Bush, Gold & Water
Can you name the man who is George W. Bush's true political predecessor?
January 20, 2005
Just who is George W. Bush's real political forefather? It was not his own father, nor was it the late Ronald Reagan. Rather, President Bush appears to emulate another famous Republican — Barry Goldwater, who ran for president back in 1964. Four decades ago, he outlined the current presidential agenda.
Editor's note: All quotes presented above are taken verbatim from Barry Goldwater's Acceptance Speech. Mr. Goldwater delivered the address in San Francisco on September 16, 1964 — at the 28th Republican National Convention, when he was selected as the 1964 Republican Presidential candidate.
The only change in the text is that, on three occasions marked by an *, the word "communism" has been replaced by "terrorism."
What is the global mission of the Republican Party?
“We must, and we shall, set the tide running again in the cause of freedom.”
And why is the United States destined for this mission?
“We Americans understand freedom. We have earned it, we have lived for it — and we have died for it."
How should other nations look at the United States?
"This nation and its people are freedom's model in a searching world. We can be freedom's missionaries in a doubting world."
How will the United States fulfill its one and only global test?
“What a destiny, what a destiny can be ours to stand as a great central pillar linking Europe, the Americans and the venerable and vital peoples and cultures of the Pacific.”
Will the road ahead be easy?
“I know that our freedom was achieved through centuries, by unremitting efforts by brave and wise men. I know that the road to freedom is a long and challenging road.”
How do you answer critics who argue the United States is turning itself into an empire?
“Our Republican cause is not to level out the world. Our Republican cause is to free our people and light the way for liberty throughout the world.”
Are there larger forces at work here?
“This Nation was founded upon the acceptance of God as the author of freedom.”
Still, should Americans be afraid?
“I believe that the terrorism* which boasts it will bury us will, instead give way to the forces of freedom.”
Deep down, why are you a Republican?
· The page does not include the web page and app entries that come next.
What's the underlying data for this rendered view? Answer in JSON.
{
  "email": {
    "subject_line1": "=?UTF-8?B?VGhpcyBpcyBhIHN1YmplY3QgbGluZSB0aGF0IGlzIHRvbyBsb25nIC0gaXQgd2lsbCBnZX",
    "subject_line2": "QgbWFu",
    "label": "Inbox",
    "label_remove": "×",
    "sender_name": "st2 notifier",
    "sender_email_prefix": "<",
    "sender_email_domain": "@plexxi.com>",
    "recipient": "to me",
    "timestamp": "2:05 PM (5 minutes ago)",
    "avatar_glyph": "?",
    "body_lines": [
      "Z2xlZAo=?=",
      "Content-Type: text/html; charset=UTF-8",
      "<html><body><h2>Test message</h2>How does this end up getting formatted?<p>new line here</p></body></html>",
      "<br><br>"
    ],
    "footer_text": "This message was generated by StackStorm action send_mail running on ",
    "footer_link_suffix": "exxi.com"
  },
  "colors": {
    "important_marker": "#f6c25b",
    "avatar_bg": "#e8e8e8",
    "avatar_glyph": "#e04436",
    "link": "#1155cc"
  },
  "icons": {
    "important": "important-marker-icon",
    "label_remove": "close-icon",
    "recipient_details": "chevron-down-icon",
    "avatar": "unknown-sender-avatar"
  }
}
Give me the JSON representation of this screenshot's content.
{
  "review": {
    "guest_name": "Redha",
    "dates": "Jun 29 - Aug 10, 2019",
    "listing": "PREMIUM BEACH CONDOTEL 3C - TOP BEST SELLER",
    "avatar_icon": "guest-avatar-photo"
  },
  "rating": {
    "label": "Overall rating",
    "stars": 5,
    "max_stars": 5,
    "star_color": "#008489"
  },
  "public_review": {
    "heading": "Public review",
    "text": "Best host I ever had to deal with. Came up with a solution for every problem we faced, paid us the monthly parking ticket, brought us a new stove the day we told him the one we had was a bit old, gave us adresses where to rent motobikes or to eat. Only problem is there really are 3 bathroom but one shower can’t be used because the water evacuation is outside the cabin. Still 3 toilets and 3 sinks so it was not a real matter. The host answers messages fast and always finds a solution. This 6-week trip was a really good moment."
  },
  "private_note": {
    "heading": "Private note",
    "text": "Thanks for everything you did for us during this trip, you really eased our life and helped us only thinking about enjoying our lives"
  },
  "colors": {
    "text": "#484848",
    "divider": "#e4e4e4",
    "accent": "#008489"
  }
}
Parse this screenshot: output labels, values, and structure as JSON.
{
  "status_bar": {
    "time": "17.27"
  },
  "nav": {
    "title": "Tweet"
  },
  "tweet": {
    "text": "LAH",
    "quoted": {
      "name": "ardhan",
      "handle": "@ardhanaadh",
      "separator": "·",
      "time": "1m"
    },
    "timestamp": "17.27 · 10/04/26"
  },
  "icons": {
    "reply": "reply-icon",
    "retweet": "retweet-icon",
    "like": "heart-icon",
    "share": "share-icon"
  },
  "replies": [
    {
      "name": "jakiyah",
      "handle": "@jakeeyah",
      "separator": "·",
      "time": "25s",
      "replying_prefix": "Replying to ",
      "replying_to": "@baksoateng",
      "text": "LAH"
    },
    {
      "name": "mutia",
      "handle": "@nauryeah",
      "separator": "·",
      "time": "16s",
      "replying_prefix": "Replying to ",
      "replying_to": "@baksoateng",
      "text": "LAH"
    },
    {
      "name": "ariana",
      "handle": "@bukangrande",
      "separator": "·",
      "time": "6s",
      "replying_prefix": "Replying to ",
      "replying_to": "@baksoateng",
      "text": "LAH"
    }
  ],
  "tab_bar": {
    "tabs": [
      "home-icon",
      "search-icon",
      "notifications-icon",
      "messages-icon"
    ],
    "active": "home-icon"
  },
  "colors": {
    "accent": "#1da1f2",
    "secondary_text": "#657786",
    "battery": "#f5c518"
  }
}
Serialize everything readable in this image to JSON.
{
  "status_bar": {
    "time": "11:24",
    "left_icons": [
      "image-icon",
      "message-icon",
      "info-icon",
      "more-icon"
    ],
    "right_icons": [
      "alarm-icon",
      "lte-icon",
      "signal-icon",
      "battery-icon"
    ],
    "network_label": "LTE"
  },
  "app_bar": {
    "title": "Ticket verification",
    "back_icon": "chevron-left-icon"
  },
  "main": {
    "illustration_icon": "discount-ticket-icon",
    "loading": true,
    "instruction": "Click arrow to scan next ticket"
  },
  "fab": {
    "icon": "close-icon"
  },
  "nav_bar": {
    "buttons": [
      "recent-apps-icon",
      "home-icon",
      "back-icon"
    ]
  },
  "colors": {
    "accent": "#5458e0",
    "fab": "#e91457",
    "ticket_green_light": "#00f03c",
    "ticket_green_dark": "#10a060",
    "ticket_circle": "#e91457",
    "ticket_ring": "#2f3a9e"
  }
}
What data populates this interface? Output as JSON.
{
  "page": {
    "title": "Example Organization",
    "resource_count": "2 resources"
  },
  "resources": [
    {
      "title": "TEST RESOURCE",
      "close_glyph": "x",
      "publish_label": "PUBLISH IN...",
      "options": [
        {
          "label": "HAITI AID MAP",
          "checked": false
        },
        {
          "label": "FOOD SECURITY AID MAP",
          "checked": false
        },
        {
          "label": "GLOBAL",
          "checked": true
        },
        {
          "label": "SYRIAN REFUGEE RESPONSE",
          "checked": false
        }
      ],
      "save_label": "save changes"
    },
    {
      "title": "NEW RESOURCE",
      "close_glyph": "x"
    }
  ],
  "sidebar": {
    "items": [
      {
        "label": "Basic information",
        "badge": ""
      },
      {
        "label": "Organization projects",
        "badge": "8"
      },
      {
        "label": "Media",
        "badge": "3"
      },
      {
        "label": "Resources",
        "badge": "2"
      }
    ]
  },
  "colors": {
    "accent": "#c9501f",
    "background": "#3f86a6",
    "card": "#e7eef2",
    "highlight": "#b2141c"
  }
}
“This party, with its every action, every word, every breath and every heartbeat has but a single resolve, and that is freedom — freedom under a government limited by laws of nature and of nature’s God.”
What is the key domestic challenge that needs to be overcome?
“Rather than useful jobs in our country, people have been offered bureaucratic “make work,” rather than moral leadership, they have been given bread and circuses, spectacles — and yes, they have even been given scandals.”
How do you intend to achieve that mind change?
“The Republican cause demands that we brand terrorism* as a principal disturber of peace in the world today. Indeed, we should brand it as the only significant disturber of the peace.
Why will the world follow your lead?
"We must make it clear that until its goals of conquest are absolutely renounced and its rejections with all nations tempered, terrorism* and the governments it now controls are enemies of every man on earth who is not — or wants to be — free."
What gives you the confidence that Republicans will rule America for the next decades?
“The good Lord raised this mighty Republic to be a home for the brave and to flourish as the land of the free.”
And finally, what motto gives you the inner strength to withstand your critics?
"Extremism in the defense of liberty is no vice. And let me remind you also that moderation in the pursuit of justice is no virtue."
At the time of Mr. Goldwater's speech, George W. Bush was 18 years old — and attended Yale University.